*** Block opens ***
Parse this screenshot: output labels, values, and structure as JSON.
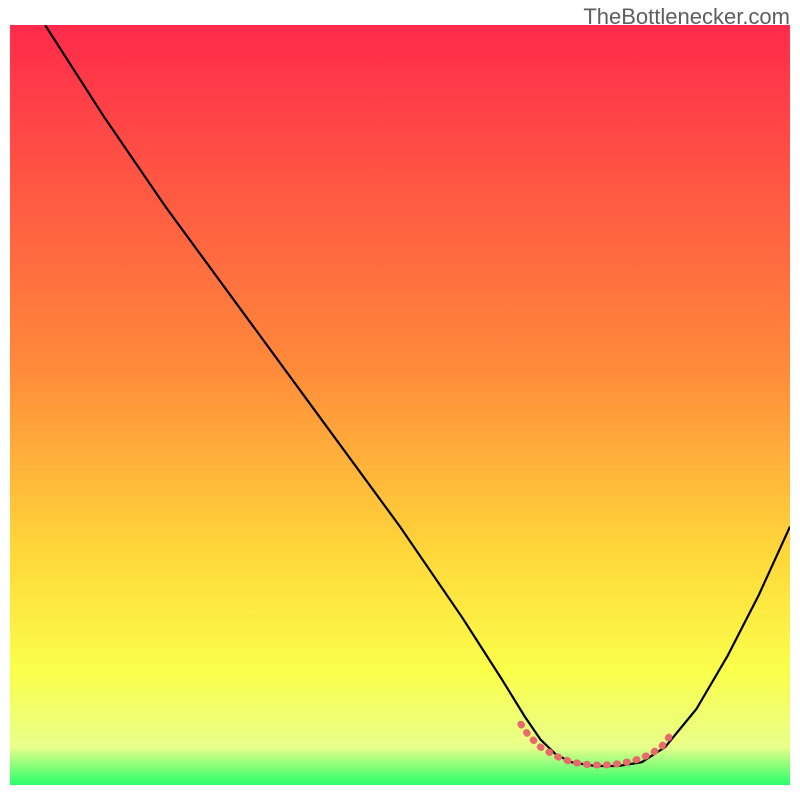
{
  "watermark": "TheBottlenecker.com",
  "chart_data": {
    "type": "line",
    "title": "",
    "xlabel": "",
    "ylabel": "",
    "xlim": [
      0,
      100
    ],
    "ylim": [
      0,
      100
    ],
    "gradient_stops": [
      {
        "offset": 0,
        "color": "#ff2a4b"
      },
      {
        "offset": 45,
        "color": "#ff8a3a"
      },
      {
        "offset": 70,
        "color": "#ffd93a"
      },
      {
        "offset": 85,
        "color": "#faff4a"
      },
      {
        "offset": 95,
        "color": "#e8ff8a"
      },
      {
        "offset": 100,
        "color": "#2aff6a"
      }
    ],
    "series": [
      {
        "name": "bottleneck-curve",
        "color": "#000000",
        "width": 2.2,
        "points": [
          {
            "x": 4.5,
            "y": 100
          },
          {
            "x": 7,
            "y": 96
          },
          {
            "x": 12,
            "y": 88
          },
          {
            "x": 20,
            "y": 76
          },
          {
            "x": 30,
            "y": 62
          },
          {
            "x": 40,
            "y": 48
          },
          {
            "x": 50,
            "y": 34
          },
          {
            "x": 58,
            "y": 22
          },
          {
            "x": 63,
            "y": 14
          },
          {
            "x": 66,
            "y": 9
          },
          {
            "x": 68,
            "y": 6
          },
          {
            "x": 70,
            "y": 4
          },
          {
            "x": 72,
            "y": 3
          },
          {
            "x": 75,
            "y": 2.5
          },
          {
            "x": 78,
            "y": 2.5
          },
          {
            "x": 81,
            "y": 3
          },
          {
            "x": 84,
            "y": 5
          },
          {
            "x": 88,
            "y": 10
          },
          {
            "x": 92,
            "y": 17
          },
          {
            "x": 96,
            "y": 25
          },
          {
            "x": 100,
            "y": 34
          }
        ]
      },
      {
        "name": "valley-highlight",
        "color": "#e86a6a",
        "width": 7,
        "points": [
          {
            "x": 65.5,
            "y": 8
          },
          {
            "x": 66.5,
            "y": 6.5
          },
          {
            "x": 68,
            "y": 5
          },
          {
            "x": 70,
            "y": 3.8
          },
          {
            "x": 72,
            "y": 3
          },
          {
            "x": 74,
            "y": 2.7
          },
          {
            "x": 76,
            "y": 2.6
          },
          {
            "x": 78,
            "y": 2.8
          },
          {
            "x": 80,
            "y": 3.2
          },
          {
            "x": 82,
            "y": 4
          },
          {
            "x": 83.5,
            "y": 5
          },
          {
            "x": 85,
            "y": 7
          }
        ]
      }
    ]
  }
}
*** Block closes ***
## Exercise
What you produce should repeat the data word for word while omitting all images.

## Answer
Parse this screenshot: output labels, values, and structure as JSON.
{
  "watermark": "TheBottlenecker.com",
  "chart_data": {
    "type": "line",
    "title": "",
    "xlabel": "",
    "ylabel": "",
    "xlim": [
      0,
      100
    ],
    "ylim": [
      0,
      100
    ],
    "gradient_stops": [
      {
        "offset": 0,
        "color": "#ff2a4b"
      },
      {
        "offset": 45,
        "color": "#ff8a3a"
      },
      {
        "offset": 70,
        "color": "#ffd93a"
      },
      {
        "offset": 85,
        "color": "#faff4a"
      },
      {
        "offset": 95,
        "color": "#e8ff8a"
      },
      {
        "offset": 100,
        "color": "#2aff6a"
      }
    ],
    "series": [
      {
        "name": "bottleneck-curve",
        "color": "#000000",
        "width": 2.2,
        "points": [
          {
            "x": 4.5,
            "y": 100
          },
          {
            "x": 7,
            "y": 96
          },
          {
            "x": 12,
            "y": 88
          },
          {
            "x": 20,
            "y": 76
          },
          {
            "x": 30,
            "y": 62
          },
          {
            "x": 40,
            "y": 48
          },
          {
            "x": 50,
            "y": 34
          },
          {
            "x": 58,
            "y": 22
          },
          {
            "x": 63,
            "y": 14
          },
          {
            "x": 66,
            "y": 9
          },
          {
            "x": 68,
            "y": 6
          },
          {
            "x": 70,
            "y": 4
          },
          {
            "x": 72,
            "y": 3
          },
          {
            "x": 75,
            "y": 2.5
          },
          {
            "x": 78,
            "y": 2.5
          },
          {
            "x": 81,
            "y": 3
          },
          {
            "x": 84,
            "y": 5
          },
          {
            "x": 88,
            "y": 10
          },
          {
            "x": 92,
            "y": 17
          },
          {
            "x": 96,
            "y": 25
          },
          {
            "x": 100,
            "y": 34
          }
        ]
      },
      {
        "name": "valley-highlight",
        "color": "#e86a6a",
        "width": 7,
        "points": [
          {
            "x": 65.5,
            "y": 8
          },
          {
            "x": 66.5,
            "y": 6.5
          },
          {
            "x": 68,
            "y": 5
          },
          {
            "x": 70,
            "y": 3.8
          },
          {
            "x": 72,
            "y": 3
          },
          {
            "x": 74,
            "y": 2.7
          },
          {
            "x": 76,
            "y": 2.6
          },
          {
            "x": 78,
            "y": 2.8
          },
          {
            "x": 80,
            "y": 3.2
          },
          {
            "x": 82,
            "y": 4
          },
          {
            "x": 83.5,
            "y": 5
          },
          {
            "x": 85,
            "y": 7
          }
        ]
      }
    ]
  }
}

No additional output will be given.